Guest Commentator: Christopher Crawford, Community Engagement Manager, The Salvation Army Greater Philadelphia @SalArmyPhilly & a member of our Membership Committee
Just like office work, volunteer events and opportunities have had to change drastically throughout the past year. This has often resulted either in pileups of volunteer work or in heavier workloads for social workers.
The reality is that virtual volunteer events have struggled to match the impact and connections made by in-person volunteering. That said, you can still make a real impact at organizations you love – you just need to search for opportunities differently than before.
How do we find meaningful opportunities to volunteer virtually?
The last year has brought a whole new meaning to the phrase, “This meeting could have been an email.” While many companies have developed creative ways to engage with employees, we are still working to uncover the key to safe, impactful, and fulfilling volunteer opportunities.
As someone who manages volunteers and service opportunities, many of my colleagues and I have found that nonprofits are hearing the same thing: our corporate partners want to help, but creating a virtual opportunity that makes a real impact is a challenge. Our most successful events have seen one common trait…
Meaningful volunteer events are a direct result of volunteer input.
We’ve heard a lot this year about meeting employees where they are, which has resulted in some innovative options for productivity in a virtual environment. Similarly, consider meeting nonprofits where they are when seeking a volunteer opportunity.

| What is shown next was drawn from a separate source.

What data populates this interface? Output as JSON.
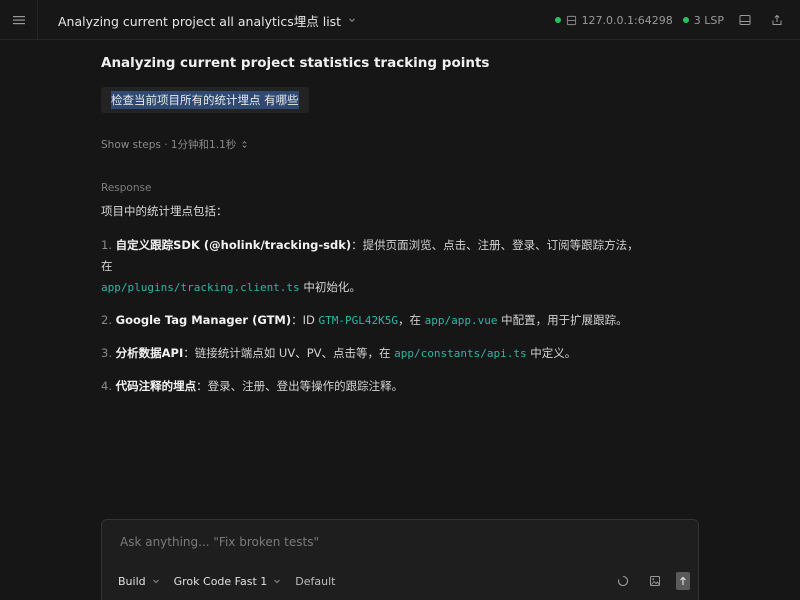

Recently, I had the good fortune of strategizing with a corporate partner on how they could best support our organization. While the final “event” was a simple item collection, we quickly realized that creating meaningful volunteer opportunities works best when the volunteers are a part of the discussion. Successful volunteerism, like nearly everything else in business, is a two-way street.
Here are some small, yet meaningful options that work:
Write letters (or make phone calls) of encouragement to an organization’s staff and clients. This can be a great way to engage the folks on your team and build a grassroots connection to the work being done by your chosen organization.
Use your social connections. The easiest (and arguably most helpful) thing you can do? Research, donate to, and share the work of an organization on your favorite social media platform. It makes a huge impact, especially to those with smaller followings.
Offer administrative assistance, so the folks who need to do the work can focus on service. Offering your time and expertise with technology or anything administrative can be a lifesaver for organizations.
Offer your skills! Some volunteers copy and paste the “skills” section of their resume in an email to me or application on our website. While an organization may need services outside of your skillset, it never hurts to let them know what you’re good at (or want to practice).
On behalf of my colleagues in the volunteer space: thank you for your outreach, your input, and for your service. It means the world and we can’t wait to see you again!
[Virtual] Civic Engagement for Young Leaders: Keeping Momentum at the Local Level
Tuesday, April 20, 2021 | 2:00 – 3:00 PM | Virtual
Hear from City and civic leaders on why voting and staying informed locally can be so crucial in a city like Philadelphia and get everyday tips on how to boost your civic engagement, like attending your neighborhood town hall, writing to local officials, or volunteering at a nearby nonprofit.